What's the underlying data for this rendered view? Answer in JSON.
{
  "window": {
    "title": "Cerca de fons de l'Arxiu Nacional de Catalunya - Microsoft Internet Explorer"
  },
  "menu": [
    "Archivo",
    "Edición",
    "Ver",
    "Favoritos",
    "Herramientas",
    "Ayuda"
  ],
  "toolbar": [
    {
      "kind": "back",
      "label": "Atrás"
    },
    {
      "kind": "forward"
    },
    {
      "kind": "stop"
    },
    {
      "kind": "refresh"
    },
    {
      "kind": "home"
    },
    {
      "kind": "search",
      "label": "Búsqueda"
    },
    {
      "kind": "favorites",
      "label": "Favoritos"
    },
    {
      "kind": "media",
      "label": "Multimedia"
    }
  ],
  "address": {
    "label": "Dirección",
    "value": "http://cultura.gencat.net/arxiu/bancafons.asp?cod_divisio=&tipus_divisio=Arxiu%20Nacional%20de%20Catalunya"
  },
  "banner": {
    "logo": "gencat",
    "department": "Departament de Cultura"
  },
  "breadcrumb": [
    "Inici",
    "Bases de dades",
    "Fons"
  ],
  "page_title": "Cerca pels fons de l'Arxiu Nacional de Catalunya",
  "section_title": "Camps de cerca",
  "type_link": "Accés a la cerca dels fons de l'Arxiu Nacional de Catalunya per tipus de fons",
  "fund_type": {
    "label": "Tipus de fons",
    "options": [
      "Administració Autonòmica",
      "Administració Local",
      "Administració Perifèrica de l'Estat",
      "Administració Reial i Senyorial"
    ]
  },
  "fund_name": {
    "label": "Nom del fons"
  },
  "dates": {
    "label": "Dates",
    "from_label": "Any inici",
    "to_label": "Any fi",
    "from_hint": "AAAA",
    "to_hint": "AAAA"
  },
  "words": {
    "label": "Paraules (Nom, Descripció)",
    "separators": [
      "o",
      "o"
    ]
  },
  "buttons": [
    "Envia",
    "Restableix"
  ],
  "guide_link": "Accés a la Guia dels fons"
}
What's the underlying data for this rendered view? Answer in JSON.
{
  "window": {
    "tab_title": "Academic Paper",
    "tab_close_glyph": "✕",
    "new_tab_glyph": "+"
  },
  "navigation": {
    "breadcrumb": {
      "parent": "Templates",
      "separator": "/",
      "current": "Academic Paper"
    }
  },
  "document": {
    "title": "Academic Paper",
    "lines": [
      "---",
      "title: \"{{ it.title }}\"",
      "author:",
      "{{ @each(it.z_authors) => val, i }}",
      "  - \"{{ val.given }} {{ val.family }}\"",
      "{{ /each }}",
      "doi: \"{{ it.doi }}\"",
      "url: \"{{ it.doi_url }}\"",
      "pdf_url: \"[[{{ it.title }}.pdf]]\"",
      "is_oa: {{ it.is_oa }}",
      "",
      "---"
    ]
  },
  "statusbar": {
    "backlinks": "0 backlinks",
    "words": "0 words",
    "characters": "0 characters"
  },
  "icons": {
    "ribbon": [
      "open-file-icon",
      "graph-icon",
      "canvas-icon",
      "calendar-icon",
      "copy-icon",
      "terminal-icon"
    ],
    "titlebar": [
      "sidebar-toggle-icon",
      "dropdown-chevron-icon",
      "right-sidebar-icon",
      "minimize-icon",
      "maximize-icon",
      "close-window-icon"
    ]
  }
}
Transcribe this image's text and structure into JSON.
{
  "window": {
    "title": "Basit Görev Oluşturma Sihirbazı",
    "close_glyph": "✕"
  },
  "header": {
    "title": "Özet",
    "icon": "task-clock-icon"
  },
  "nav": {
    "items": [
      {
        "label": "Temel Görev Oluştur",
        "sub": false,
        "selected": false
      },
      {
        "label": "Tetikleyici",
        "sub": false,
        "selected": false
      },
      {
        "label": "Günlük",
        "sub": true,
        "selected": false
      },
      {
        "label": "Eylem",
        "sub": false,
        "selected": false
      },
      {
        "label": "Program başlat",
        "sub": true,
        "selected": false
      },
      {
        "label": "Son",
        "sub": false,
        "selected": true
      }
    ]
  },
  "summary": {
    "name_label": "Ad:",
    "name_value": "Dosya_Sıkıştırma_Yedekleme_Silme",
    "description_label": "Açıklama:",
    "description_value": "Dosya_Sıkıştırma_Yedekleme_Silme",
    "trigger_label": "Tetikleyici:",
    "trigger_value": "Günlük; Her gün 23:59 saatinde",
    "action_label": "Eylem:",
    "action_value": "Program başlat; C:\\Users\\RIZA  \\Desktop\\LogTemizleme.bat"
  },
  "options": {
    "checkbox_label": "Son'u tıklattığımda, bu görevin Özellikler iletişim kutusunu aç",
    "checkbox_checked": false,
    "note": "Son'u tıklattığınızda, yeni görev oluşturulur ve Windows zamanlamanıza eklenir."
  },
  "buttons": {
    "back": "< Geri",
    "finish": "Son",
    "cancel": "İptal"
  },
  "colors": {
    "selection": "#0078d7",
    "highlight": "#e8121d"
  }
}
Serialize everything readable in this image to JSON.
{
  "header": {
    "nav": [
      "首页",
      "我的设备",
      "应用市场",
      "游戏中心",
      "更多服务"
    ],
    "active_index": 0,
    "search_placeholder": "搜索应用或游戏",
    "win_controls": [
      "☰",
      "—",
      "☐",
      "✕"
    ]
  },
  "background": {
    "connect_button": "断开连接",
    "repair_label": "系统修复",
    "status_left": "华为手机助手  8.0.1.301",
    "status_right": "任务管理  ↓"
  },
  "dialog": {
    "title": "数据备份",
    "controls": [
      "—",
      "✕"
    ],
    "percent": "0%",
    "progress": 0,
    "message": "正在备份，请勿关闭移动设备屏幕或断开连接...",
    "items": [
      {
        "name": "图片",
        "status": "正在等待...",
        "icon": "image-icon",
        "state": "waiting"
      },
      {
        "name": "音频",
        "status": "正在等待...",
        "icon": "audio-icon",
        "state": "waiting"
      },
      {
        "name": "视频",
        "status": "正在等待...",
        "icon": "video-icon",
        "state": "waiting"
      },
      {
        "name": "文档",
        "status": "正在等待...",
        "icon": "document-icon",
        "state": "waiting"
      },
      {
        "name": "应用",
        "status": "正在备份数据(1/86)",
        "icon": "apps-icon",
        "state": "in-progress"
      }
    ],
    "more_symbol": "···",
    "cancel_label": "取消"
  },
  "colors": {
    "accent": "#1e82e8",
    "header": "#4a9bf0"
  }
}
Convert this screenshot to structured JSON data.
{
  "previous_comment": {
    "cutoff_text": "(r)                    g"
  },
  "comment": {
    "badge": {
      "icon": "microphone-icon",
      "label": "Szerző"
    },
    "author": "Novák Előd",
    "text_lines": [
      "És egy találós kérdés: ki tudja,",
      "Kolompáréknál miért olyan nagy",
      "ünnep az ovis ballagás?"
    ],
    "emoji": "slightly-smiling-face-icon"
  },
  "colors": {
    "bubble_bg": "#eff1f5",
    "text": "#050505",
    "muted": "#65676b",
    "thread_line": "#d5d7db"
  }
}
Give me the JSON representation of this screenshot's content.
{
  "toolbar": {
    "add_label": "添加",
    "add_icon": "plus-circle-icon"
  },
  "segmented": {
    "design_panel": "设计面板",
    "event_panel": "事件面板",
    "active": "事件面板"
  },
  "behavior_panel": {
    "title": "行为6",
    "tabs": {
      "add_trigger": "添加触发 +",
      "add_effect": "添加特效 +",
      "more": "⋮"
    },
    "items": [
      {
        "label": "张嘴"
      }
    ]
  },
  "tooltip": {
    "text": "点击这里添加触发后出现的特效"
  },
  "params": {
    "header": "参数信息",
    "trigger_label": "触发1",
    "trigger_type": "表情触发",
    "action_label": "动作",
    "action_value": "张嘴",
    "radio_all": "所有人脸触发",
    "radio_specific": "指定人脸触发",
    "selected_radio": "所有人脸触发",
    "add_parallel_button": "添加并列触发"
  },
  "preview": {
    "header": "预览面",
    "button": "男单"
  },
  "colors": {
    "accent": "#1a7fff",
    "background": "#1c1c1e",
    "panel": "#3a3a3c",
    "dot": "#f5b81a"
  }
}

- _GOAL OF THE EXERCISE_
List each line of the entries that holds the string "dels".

- _ANSWER_
  "type_link": "Accés a la cerca dels fons de l'Arxiu Nacional de Catalunya per tipus de fons",
  "guide_link": "Accés a la Guia dels fons"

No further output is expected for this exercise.